Start of Task input
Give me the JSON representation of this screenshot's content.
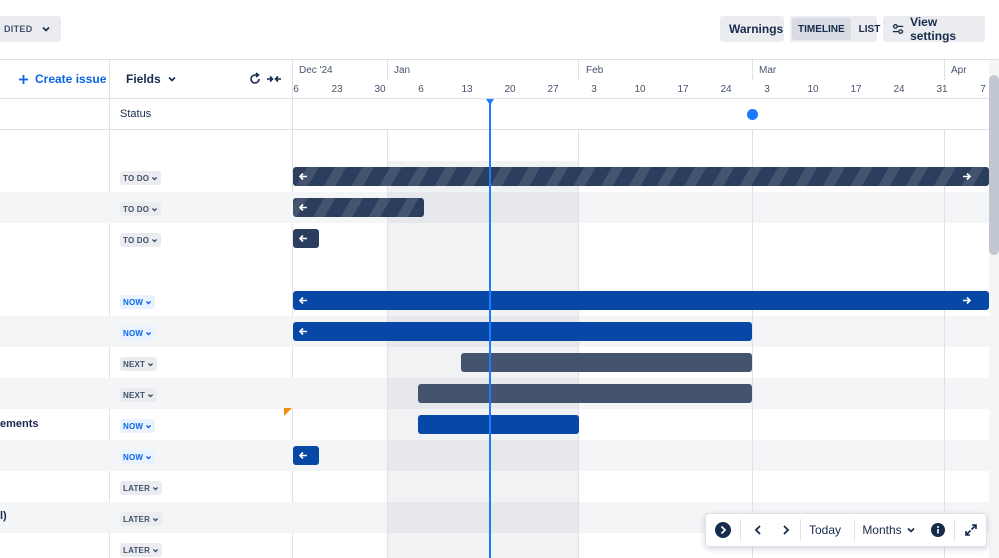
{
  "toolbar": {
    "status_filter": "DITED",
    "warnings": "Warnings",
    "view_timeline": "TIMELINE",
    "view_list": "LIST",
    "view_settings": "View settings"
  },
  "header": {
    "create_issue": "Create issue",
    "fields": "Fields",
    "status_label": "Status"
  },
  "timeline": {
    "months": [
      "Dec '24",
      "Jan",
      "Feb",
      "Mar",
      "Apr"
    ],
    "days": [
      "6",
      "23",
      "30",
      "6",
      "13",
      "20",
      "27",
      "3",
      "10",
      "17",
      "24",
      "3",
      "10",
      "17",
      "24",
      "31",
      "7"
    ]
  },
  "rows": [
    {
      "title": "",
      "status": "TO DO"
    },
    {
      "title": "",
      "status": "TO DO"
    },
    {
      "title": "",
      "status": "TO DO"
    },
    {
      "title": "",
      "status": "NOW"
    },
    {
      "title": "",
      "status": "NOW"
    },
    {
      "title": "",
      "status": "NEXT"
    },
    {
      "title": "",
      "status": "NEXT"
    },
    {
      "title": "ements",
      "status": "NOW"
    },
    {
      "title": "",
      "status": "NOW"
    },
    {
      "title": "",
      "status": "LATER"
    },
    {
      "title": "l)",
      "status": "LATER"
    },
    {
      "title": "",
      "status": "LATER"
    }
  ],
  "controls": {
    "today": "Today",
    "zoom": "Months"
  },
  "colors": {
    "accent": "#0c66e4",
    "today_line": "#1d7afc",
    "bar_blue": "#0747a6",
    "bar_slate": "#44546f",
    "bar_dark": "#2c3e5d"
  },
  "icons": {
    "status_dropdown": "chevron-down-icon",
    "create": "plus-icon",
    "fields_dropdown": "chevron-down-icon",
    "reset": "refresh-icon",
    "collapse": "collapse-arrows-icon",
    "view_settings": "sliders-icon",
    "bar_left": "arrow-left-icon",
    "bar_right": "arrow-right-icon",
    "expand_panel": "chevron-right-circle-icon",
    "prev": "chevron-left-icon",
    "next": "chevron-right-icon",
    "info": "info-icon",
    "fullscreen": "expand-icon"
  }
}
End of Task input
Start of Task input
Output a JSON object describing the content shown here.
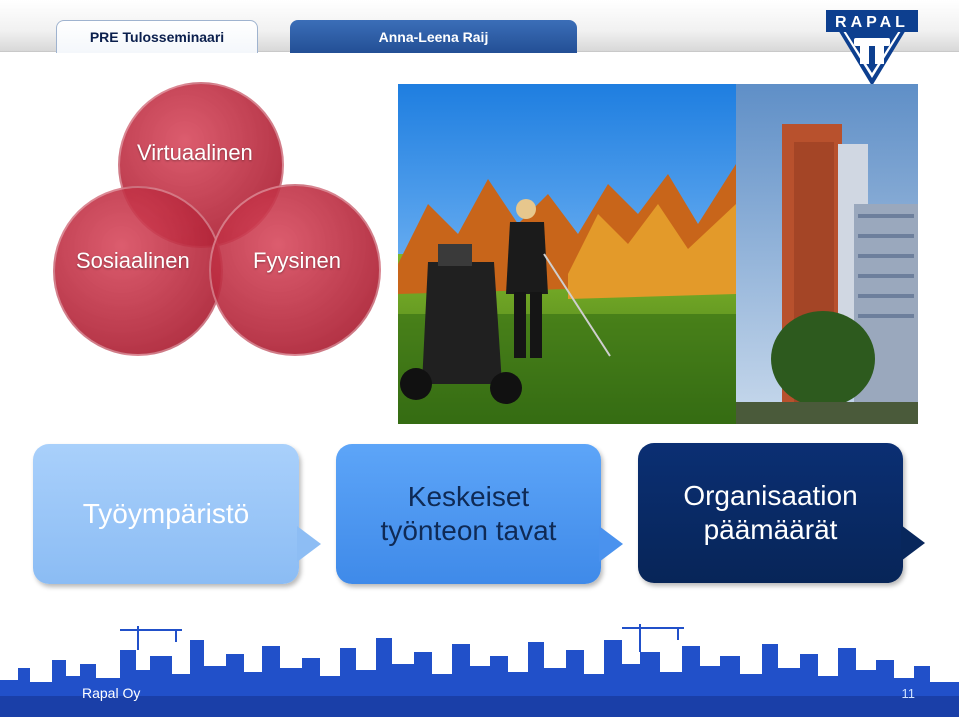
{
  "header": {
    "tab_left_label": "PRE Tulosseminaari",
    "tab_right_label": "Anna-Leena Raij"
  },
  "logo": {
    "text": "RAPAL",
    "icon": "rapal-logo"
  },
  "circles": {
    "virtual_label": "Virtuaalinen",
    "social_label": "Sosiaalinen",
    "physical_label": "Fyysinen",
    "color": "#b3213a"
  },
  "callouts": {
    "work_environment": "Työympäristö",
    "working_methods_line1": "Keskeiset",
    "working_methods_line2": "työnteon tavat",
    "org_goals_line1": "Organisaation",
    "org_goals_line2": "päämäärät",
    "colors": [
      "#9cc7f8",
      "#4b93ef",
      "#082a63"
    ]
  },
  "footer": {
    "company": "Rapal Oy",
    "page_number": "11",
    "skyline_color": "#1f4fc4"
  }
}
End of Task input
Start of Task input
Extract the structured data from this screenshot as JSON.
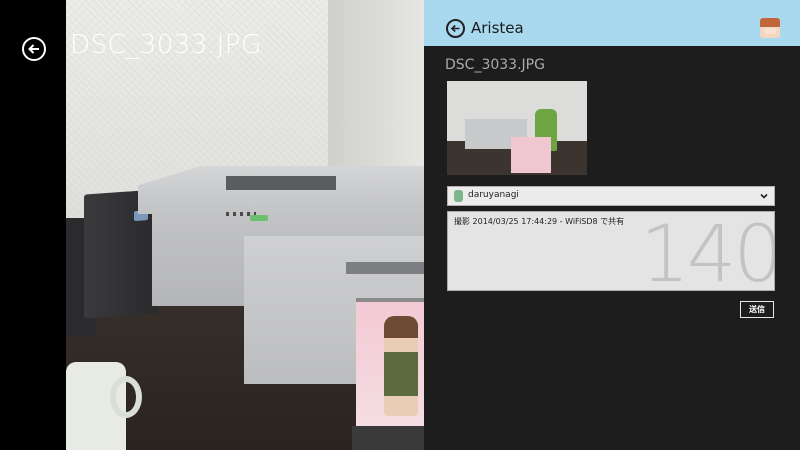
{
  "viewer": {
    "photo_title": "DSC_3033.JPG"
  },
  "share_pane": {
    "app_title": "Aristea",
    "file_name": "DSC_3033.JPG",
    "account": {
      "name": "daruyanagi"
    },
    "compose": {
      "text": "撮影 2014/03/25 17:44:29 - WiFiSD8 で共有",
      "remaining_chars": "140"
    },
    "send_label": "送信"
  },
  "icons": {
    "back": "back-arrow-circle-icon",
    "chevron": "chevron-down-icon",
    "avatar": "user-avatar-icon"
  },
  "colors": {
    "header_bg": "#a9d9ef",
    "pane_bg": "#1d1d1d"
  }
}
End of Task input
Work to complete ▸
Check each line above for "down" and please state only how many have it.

Your solution ▸
3